How to complete this task: Your answer must match the data word for word.

Page and application data records
---
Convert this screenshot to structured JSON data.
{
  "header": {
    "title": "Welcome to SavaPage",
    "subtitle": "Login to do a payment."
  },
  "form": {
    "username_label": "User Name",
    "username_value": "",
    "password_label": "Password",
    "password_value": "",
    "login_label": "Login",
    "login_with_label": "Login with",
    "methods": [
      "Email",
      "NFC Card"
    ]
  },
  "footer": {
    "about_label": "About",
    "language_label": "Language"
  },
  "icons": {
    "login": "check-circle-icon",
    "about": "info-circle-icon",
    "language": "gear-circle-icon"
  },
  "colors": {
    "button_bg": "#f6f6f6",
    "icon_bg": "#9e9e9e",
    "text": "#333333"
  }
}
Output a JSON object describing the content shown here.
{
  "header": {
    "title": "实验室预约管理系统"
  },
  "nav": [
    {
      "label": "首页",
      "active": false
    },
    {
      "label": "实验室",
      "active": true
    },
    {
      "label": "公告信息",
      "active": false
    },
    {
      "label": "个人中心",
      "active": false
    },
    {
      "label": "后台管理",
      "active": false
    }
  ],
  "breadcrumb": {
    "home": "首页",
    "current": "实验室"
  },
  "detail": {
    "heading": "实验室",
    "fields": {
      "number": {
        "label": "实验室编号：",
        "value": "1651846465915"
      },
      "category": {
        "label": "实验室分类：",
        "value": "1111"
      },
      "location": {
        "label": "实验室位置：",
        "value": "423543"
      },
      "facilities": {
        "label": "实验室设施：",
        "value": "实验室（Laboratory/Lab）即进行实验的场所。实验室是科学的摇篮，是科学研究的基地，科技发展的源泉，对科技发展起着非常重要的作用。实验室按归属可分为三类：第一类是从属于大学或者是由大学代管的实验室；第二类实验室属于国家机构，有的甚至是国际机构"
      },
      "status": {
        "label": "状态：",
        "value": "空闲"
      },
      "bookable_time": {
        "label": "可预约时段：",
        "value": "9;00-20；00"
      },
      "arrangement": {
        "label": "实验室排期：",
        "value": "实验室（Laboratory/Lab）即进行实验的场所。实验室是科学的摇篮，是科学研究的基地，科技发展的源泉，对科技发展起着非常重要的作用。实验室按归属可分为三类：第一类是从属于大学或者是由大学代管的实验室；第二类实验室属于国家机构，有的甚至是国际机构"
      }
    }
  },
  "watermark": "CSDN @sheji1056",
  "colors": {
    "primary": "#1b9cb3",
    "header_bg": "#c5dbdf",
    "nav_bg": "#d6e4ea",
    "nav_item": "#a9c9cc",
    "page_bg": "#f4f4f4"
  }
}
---
Final answer:
Convert this screenshot to structured JSON data.
{
  "header": {
    "title": "Welcome to SavaPage",
    "subtitle": "Login to do a payment."
  },
  "form": {
    "username_label": "User Name",
    "username_value": "",
    "password_label": "Password",
    "password_value": "",
    "login_label": "Login",
    "login_with_label": "Login with",
    "methods": [
      "Email",
      "NFC Card"
    ]
  },
  "footer": {
    "about_label": "About",
    "language_label": "Language"
  },
  "icons": {
    "login": "check-circle-icon",
    "about": "info-circle-icon",
    "language": "gear-circle-icon"
  },
  "colors": {
    "button_bg": "#f6f6f6",
    "icon_bg": "#9e9e9e",
    "text": "#333333"
  }
}
Output a JSON object describing the content shown here.
{
  "header": {
    "title": "实验室预约管理系统"
  },
  "nav": [
    {
      "label": "首页",
      "active": false
    },
    {
      "label": "实验室",
      "active": true
    },
    {
      "label": "公告信息",
      "active": false
    },
    {
      "label": "个人中心",
      "active": false
    },
    {
      "label": "后台管理",
      "active": false
    }
  ],
  "breadcrumb": {
    "home": "首页",
    "current": "实验室"
  },
  "detail": {
    "heading": "实验室",
    "fields": {
      "number": {
        "label": "实验室编号：",
        "value": "1651846465915"
      },
      "category": {
        "label": "实验室分类：",
        "value": "1111"
      },
      "location": {
        "label": "实验室位置：",
        "value": "423543"
      },
      "facilities": {
        "label": "实验室设施：",
        "value": "实验室（Laboratory/Lab）即进行实验的场所。实验室是科学的摇篮，是科学研究的基地，科技发展的源泉，对科技发展起着非常重要的作用。实验室按归属可分为三类：第一类是从属于大学或者是由大学代管的实验室；第二类实验室属于国家机构，有的甚至是国际机构"
      },
      "status": {
        "label": "状态：",
        "value": "空闲"
      },
      "bookable_time": {
        "label": "可预约时段：",
        "value": "9;00-20；00"
      },
      "arrangement": {
        "label": "实验室排期：",
        "value": "实验室（Laboratory/Lab）即进行实验的场所。实验室是科学的摇篮，是科学研究的基地，科技发展的源泉，对科技发展起着非常重要的作用。实验室按归属可分为三类：第一类是从属于大学或者是由大学代管的实验室；第二类实验室属于国家机构，有的甚至是国际机构"
      }
    }
  },
  "watermark": "CSDN @sheji1056",
  "colors": {
    "primary": "#1b9cb3",
    "header_bg": "#c5dbdf",
    "nav_bg": "#d6e4ea",
    "nav_item": "#a9c9cc",
    "page_bg": "#f4f4f4"
  }
}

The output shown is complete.